- Where should I ask questions or make suggestions?
The tpkg-users mailing list
- Surely this already exists?
Despite extensive searching we couldn't find an existing project that was close enough to what we had in mind. We know of a few large companies that have similar tools internally, but they have not released the tools as open source.
We considered using an existing, widely used packaging and deployment system like dpkg/apt or rpm/yum, but decided that was not ideal for a couple of reasons. One of our requirements is a packaging environment that is separate from the operating system packaging environment for the reasons giving in the introduction. While it is possible to run multiple instances of, for example, rpm on the same box that is generally a recipe for confusion and errors: "Oh, I see the problem, you used /usr/bin/rpm instead of /opt/local/bin/rpm."

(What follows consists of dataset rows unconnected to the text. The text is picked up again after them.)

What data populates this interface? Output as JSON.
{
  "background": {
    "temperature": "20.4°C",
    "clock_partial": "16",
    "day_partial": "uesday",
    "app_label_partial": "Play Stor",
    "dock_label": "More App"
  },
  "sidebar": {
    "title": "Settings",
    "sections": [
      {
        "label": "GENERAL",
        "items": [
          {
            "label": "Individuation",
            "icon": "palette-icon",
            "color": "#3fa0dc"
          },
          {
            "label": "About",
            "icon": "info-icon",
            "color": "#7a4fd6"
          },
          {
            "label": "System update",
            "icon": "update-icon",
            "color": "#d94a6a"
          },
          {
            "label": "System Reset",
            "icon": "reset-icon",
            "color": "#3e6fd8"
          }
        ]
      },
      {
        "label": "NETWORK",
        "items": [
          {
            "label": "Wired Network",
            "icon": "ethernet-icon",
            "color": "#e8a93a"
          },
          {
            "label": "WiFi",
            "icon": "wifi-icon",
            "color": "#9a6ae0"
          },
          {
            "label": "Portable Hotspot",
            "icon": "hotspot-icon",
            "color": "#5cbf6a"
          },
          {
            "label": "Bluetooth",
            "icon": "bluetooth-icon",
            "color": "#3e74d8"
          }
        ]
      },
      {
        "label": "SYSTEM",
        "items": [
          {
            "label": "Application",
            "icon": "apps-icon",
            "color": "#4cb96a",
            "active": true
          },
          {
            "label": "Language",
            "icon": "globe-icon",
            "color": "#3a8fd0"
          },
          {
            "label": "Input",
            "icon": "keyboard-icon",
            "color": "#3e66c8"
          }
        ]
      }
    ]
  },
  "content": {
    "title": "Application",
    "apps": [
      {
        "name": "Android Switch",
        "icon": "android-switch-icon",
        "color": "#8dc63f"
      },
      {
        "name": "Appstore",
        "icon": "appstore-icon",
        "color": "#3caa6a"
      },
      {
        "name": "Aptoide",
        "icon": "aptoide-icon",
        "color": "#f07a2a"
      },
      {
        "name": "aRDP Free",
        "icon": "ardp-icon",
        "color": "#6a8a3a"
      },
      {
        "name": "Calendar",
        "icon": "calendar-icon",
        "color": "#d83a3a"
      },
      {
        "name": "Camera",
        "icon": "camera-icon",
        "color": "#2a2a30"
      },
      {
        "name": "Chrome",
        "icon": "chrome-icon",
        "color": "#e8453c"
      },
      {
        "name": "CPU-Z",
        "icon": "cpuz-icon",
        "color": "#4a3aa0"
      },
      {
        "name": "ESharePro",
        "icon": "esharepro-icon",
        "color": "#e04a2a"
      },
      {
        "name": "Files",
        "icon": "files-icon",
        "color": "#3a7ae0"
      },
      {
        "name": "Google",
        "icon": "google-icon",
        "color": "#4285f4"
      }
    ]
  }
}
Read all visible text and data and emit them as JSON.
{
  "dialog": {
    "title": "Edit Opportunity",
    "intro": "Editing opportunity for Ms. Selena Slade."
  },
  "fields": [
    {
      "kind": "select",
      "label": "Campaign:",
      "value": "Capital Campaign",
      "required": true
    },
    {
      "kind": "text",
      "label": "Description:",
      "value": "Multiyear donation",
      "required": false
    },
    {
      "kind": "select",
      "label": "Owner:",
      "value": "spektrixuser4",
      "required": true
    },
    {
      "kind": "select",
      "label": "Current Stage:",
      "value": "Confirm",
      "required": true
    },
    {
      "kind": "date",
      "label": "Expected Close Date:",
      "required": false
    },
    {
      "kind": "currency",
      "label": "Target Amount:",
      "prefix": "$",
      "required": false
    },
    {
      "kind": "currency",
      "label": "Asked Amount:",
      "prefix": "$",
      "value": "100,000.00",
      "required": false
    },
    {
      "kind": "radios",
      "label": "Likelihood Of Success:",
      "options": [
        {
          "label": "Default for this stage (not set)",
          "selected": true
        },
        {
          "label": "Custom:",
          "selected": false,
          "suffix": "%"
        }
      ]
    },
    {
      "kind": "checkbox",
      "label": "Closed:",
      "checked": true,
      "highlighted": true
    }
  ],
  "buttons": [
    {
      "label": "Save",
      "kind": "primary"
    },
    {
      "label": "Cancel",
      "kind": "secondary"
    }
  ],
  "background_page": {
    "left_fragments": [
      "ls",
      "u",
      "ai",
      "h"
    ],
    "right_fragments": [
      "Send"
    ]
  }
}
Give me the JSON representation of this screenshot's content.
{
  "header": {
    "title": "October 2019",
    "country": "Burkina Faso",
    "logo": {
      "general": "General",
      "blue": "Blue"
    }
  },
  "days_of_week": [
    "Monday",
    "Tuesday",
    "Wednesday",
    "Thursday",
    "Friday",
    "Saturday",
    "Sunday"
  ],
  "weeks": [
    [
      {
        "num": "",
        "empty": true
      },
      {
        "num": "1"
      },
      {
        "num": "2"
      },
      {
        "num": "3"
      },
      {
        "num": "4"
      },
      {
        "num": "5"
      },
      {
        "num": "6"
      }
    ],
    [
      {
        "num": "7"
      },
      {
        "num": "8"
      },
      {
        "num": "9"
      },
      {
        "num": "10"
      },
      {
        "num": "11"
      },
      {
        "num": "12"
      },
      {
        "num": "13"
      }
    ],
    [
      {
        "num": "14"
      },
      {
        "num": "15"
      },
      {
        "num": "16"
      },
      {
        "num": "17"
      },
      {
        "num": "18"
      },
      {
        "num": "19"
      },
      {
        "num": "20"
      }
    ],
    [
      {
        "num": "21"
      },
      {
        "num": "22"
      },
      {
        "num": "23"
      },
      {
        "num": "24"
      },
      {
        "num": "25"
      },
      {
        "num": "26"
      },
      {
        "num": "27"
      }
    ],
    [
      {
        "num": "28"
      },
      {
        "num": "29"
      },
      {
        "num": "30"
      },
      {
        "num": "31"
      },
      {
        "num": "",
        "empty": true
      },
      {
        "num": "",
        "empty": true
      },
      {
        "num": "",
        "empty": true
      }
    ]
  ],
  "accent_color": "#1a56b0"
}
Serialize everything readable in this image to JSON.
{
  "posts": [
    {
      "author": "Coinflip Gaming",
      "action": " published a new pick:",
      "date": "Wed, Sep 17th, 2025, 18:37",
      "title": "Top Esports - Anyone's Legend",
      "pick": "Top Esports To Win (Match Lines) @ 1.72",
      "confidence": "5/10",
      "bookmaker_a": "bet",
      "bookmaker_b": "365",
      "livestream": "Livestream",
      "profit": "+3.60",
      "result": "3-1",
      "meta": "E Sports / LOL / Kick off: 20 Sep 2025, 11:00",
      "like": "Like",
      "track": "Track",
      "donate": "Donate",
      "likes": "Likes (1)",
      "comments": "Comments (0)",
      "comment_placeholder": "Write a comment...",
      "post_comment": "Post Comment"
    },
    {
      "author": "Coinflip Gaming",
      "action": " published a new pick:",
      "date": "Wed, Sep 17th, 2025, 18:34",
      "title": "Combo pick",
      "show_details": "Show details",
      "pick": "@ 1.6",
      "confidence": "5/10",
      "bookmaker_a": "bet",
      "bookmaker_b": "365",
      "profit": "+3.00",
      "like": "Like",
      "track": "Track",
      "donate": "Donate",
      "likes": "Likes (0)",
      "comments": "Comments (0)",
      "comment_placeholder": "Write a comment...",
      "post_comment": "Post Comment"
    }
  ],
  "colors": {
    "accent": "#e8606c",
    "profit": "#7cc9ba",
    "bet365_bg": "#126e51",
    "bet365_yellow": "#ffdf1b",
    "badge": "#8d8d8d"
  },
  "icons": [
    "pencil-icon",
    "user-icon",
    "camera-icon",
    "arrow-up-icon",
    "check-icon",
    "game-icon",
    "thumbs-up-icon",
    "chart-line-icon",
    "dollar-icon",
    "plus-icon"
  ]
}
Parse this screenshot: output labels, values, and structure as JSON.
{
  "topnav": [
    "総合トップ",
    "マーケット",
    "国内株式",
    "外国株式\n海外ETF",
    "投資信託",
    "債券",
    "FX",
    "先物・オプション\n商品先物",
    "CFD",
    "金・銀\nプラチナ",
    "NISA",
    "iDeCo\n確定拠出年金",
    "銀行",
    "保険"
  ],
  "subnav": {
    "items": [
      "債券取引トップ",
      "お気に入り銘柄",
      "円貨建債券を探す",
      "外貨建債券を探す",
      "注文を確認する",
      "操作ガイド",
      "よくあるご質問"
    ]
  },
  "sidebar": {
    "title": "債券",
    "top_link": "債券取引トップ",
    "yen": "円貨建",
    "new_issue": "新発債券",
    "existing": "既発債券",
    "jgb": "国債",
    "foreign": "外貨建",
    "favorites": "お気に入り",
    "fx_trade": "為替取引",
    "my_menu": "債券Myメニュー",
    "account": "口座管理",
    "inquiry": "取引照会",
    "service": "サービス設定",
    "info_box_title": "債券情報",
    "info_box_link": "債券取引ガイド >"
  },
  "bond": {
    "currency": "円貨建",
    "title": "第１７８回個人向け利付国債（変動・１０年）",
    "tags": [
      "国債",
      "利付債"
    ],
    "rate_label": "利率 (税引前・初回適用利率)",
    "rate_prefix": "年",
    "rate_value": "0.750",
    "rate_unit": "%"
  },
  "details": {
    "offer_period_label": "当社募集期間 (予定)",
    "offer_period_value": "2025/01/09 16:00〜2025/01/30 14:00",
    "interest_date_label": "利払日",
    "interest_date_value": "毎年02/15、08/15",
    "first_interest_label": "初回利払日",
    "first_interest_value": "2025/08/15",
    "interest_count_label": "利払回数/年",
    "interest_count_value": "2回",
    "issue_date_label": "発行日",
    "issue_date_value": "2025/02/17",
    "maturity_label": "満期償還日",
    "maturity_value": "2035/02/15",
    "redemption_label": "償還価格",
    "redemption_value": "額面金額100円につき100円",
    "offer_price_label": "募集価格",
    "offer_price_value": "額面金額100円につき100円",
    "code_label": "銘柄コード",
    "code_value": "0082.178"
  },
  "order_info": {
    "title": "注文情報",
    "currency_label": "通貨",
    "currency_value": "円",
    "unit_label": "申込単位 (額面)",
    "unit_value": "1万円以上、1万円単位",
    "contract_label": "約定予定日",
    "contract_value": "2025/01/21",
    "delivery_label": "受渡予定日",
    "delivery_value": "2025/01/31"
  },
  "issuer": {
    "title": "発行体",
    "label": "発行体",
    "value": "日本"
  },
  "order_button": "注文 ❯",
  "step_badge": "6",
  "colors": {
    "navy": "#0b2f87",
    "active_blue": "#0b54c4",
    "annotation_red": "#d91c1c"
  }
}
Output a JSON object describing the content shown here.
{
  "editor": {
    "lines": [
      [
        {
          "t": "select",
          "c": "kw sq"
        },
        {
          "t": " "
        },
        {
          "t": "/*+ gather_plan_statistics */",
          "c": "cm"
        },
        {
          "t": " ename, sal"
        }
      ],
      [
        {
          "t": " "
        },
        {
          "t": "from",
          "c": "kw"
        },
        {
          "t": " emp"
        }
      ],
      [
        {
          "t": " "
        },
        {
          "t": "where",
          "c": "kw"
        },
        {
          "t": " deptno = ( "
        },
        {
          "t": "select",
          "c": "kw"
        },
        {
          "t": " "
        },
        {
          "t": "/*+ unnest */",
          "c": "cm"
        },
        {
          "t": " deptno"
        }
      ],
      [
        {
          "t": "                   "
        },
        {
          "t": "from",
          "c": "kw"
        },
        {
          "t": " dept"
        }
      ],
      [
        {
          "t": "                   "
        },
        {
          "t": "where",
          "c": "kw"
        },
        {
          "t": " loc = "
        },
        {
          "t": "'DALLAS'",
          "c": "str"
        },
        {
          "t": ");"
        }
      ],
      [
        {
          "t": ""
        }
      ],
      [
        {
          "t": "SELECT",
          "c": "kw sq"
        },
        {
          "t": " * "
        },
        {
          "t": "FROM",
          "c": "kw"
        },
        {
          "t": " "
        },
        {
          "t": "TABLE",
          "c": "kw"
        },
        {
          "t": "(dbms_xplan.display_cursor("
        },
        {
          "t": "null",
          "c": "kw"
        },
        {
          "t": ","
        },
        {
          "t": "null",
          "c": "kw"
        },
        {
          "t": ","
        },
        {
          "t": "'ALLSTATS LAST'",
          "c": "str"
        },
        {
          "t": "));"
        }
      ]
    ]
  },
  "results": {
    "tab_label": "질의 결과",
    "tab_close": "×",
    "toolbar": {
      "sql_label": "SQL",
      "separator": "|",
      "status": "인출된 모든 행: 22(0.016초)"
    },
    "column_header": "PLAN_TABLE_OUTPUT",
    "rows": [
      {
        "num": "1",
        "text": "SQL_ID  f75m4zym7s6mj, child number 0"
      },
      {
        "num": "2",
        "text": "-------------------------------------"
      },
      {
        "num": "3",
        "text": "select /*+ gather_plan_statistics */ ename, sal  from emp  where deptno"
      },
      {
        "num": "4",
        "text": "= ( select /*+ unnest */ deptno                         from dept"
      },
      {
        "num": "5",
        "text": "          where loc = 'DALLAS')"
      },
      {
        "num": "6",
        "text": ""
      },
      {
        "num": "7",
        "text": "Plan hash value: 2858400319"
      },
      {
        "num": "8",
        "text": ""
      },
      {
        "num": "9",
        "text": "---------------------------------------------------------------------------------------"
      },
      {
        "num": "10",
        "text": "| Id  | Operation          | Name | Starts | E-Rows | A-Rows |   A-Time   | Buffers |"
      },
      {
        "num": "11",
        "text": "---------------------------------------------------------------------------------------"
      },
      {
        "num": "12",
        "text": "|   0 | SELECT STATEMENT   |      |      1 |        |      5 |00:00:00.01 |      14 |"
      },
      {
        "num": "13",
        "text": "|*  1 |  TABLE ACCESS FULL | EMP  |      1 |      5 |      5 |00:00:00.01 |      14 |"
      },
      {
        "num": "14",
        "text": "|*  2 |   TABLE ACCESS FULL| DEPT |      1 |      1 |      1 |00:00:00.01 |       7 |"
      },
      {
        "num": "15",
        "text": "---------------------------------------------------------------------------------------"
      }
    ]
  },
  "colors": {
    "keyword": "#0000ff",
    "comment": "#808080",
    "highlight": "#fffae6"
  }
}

We also considered swbis, a GNU project which implements a POSIX packaging standard. That project has the advantage (for our purposes) of not being a widely used OS packaging tool, but on the flip side is much less widely used and less well developed.
- What platforms does it work on?
Most common forms on Unix should work. You need Ruby, the facter library (available via rubygems), and GNU or BSD tar. It is known to work on Red Hat Enterprise Linux, CentOS, Debian, Ubuntu, FreeBSD and Solaris. It has also been lightly tested on Windows under cygwin.
- What is the package format?
A tarball with a particular directory structure and a YAML metadata file. At runtime tpkg will search your path for a modern version of tar (bsdtar or GNU tar for example) so that long filenames are supported. See the tpkg internals documentation for more information.
- Why tar?
The two widely available and commonly used file archiving formats are tar and zip. There are other formats like cpio that are commonly available on Unix but less so on Windows. Tar and zip both have advantages and disadvantages. Tar has native support for Unix permissions and is more likely to be installed on even a minimal Unix install than the zip utilities. On the negative side for tar are the lack of support for random access within the archive and a handful of different standards for modern archive formats that support longer filenames, etc. In the end the more "unixy" tar was selected.
- Why use tpkg instead of Capistrano or Vlad the Deployer?
Tpkg provides many features not available in cap or vlad. File encryption is essential for deploying the database.yml file in Rails apps, along with any SSL keys needed. Rails, via bundler, provides support for installing gem dependencies, but tpkg can handle any kind of dependency, so you can pull in nginx or Apache, MySQL, or other non-gem dependencies. Tpkg's externals support can tie into an OS config management system to configure accounts or other OS settings required by your application. Init script support in tpkg means you can easily have your application start at system boot time. A logrotate package is available for easy log rotation. All of these features could be implemented in your cap or vlad configuration, but standard implementations are not readily available and your implementation has to be cut-n-pasted or otherwise separately maintained if you have multiple projects.
- How do I specify a version number during install/remove/upgrade?
Use the following syntax:
tpkg -i testpkg=2.4=4
The package version is optional, so if any package version of testpkg 2.4 is acceptable, or testpkg doesn't have package versions, then this syntax will work:
tpkg -i testpkg=2.4
Inequalities (<=, >=) are also supported. This syntax was partially borrowed from apt-get.
- How do I downgrade a package to an older version?
- Are there pre-built packages for common applications like Ruby, Perl or Apache?
- Does tpkg ignore .svn/.git/etc. when making a package?
No. The primary reason (in the case of svn users at least) is to encourage users to build packages from an svn export rather than a working copy. This helps ensure that packages are not accidentally built with uncommitted changes. By using an export from svn you know your package only includes files under revision control.
- Does tpkg work on Windows?
- Why is it called tpkg?
We wanted a meaningful name so that folks who don't work with tpkg on a regular basis, like project managers, have an easier time remembering the name. For tpkg that meant variants of pack, package, inst, install, etc. We settled on pkg as short, easily typed, etc. Most of the <one letter>pkg names were already taken by other projects, mostly package managers for little specialized Linux distros. tpkg and a few others were available, and tpkg seemed the easiest of those to say and remember.
You can use the --downgrade option of tpkg. For example, if you want to downgrade your pkg fubar to version 1.1, package version 2, run one of the following commands.
If the package is in the repository:
If you have the package file locally: